  • The entire episode will be overwritten each time, so send all fields during updates. This isn't a partial update but a complete rewrite of the record.

Snowflake ID

It appears you might have intended to describe the structure of the 64-bit identifier you use instead of a UUID but didn't provide the details of its structure. Could you please provide the specifics of how this 64-bit identifier is constructed or any other details you need assistance with?

42 bits 10 bits 12 bits
millisecond timestamp machine-id sequence

The significance of using a 64-bit identifier that exceeds JavaScript's 53-bit precision is crucial for system interoperability. This limitation necessitates parsing such identifiers as strings within JavaScript to avoid precision loss. For this purpose, libraries like json-bigint can be employed as an alternative to the native JSON parsing mechanism.

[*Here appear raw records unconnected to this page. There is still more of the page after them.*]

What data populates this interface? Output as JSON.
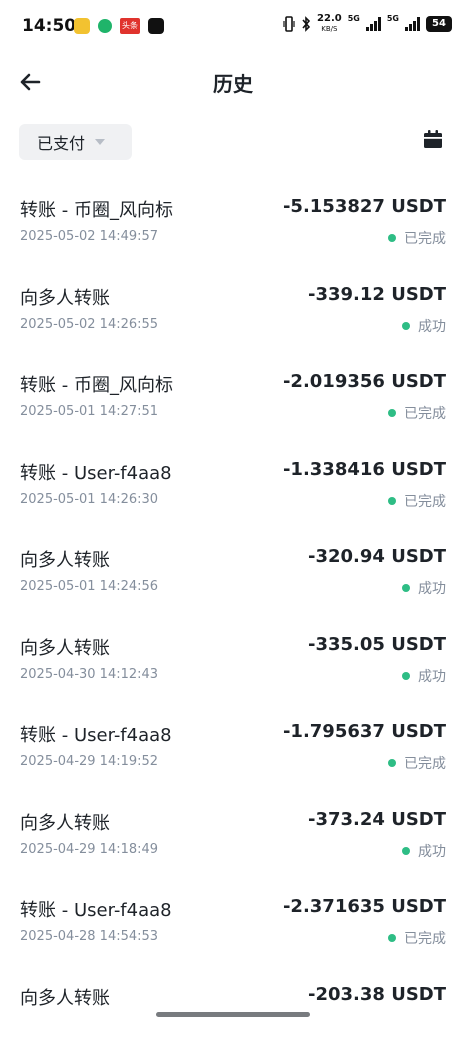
{
  "status_bar": {
    "time": "14:50",
    "net_speed": "22.0",
    "net_speed_unit": "KB/S",
    "sim1": "5G",
    "sim2": "5G",
    "battery": "54",
    "app_badge": "头条"
  },
  "header": {
    "title": "历史"
  },
  "filter": {
    "label": "已支付"
  },
  "transactions": [
    {
      "title": "转账 - 币圈_风向标",
      "amount": "-5.153827 USDT",
      "time": "2025-05-02 14:49:57",
      "status": "已完成"
    },
    {
      "title": "向多人转账",
      "amount": "-339.12 USDT",
      "time": "2025-05-02 14:26:55",
      "status": "成功"
    },
    {
      "title": "转账 - 币圈_风向标",
      "amount": "-2.019356 USDT",
      "time": "2025-05-01 14:27:51",
      "status": "已完成"
    },
    {
      "title": "转账 - User-f4aa8",
      "amount": "-1.338416 USDT",
      "time": "2025-05-01 14:26:30",
      "status": "已完成"
    },
    {
      "title": "向多人转账",
      "amount": "-320.94 USDT",
      "time": "2025-05-01 14:24:56",
      "status": "成功"
    },
    {
      "title": "向多人转账",
      "amount": "-335.05 USDT",
      "time": "2025-04-30 14:12:43",
      "status": "成功"
    },
    {
      "title": "转账 - User-f4aa8",
      "amount": "-1.795637 USDT",
      "time": "2025-04-29 14:19:52",
      "status": "已完成"
    },
    {
      "title": "向多人转账",
      "amount": "-373.24 USDT",
      "time": "2025-04-29 14:18:49",
      "status": "成功"
    },
    {
      "title": "转账 - User-f4aa8",
      "amount": "-2.371635 USDT",
      "time": "2025-04-28 14:54:53",
      "status": "已完成"
    },
    {
      "title": "向多人转账",
      "amount": "-203.38 USDT",
      "time": "",
      "status": ""
    }
  ],
  "colors": {
    "text_primary": "#1e2329",
    "text_secondary": "#848e9c",
    "status_success": "#2ebd85",
    "filter_bg": "#f0f1f3"
  }
}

This approach facilitates the creation of identifiers across different systems without relying on a single point of failure, while also ensuring that the identifiers remain sortable. It underscores the importance of designing system architectures that can accommodate large-scale, distributed environments by employing robust data handling practices to maintain the integrity and order of identifiers across various platforms.

How to check


In the current Watcher API, the creation of episodes is not implemented, so a temporary solution involves creating them through Central. This approach is planned to be changed in the near future.

To create episodes in Central, the following are required:

  • The server address where Central is located.
  • An API KEY, which can be obtained from /etc/central/central.conf.

If Central is running behind Flussonic, requests will be proxied, so there is no need to directly access port 9019 (the default port for Central).

curl \
  -H 'Authorization: Bearer 08926CEA-3B54-4C77-99E2-A1F5FE54B11F' \
  -H 'Content-Type: application-json' \
  -d '{"episode_id":1722279170848854016,"media":"cam0","opened_at":1699458327000,"updated_at":1699458327000}'

This call is sufficient to create a discrete event where the start and end times coincide.

To update it later, the same request can be made again but with updated fields:

curl \
  -H 'Authorization: Bearer 08926CEA-3B54-4C77-99E2-A1F5FE54B11F' \
  -H 'Content-Type: application-json' \
  -d '{"episode_id":1722279170848854016,"media":"cam0","opened_at":1699458327000,"updated_at":1699458338399,"preview":"..."}'

preview must be filled with actual base64(jpeg) of your picture.

Now you can see new episode in the Watcher.